What to produce:
Which lines of the data include the string "name"? List them all.

Task inputs:
* * * *
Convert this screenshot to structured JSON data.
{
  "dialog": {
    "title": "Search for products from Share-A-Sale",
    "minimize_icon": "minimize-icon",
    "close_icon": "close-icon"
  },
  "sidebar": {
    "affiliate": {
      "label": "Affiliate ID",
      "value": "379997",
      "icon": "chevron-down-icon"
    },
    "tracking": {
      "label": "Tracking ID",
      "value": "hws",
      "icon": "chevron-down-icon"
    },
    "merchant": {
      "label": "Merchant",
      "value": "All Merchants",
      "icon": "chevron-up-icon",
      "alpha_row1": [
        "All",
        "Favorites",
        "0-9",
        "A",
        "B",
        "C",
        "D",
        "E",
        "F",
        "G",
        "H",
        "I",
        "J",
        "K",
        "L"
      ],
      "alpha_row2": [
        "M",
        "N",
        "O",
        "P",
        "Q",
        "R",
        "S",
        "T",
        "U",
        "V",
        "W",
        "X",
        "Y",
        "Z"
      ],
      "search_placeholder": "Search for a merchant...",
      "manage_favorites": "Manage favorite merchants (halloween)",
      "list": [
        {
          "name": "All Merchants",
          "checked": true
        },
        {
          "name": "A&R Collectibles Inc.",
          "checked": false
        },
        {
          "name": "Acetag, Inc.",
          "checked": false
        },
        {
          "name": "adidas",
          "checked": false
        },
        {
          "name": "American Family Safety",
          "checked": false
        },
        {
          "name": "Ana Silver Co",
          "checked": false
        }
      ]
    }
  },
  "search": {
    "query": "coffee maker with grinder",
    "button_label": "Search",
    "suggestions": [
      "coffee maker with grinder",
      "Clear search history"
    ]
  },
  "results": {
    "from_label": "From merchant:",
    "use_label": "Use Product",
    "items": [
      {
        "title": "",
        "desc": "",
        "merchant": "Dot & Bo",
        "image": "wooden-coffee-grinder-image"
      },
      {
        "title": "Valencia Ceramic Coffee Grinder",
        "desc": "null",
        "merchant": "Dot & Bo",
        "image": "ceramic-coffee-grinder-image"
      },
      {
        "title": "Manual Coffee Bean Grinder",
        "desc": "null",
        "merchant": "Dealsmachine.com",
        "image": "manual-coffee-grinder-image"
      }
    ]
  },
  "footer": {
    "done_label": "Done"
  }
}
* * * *
Response to this task:
          "name": "All Merchants",
          "name": "A&R Collectibles Inc.",
          "name": "Acetag, Inc.",
          "name": "adidas",
          "name": "American Family Safety",
          "name": "Ana Silver Co",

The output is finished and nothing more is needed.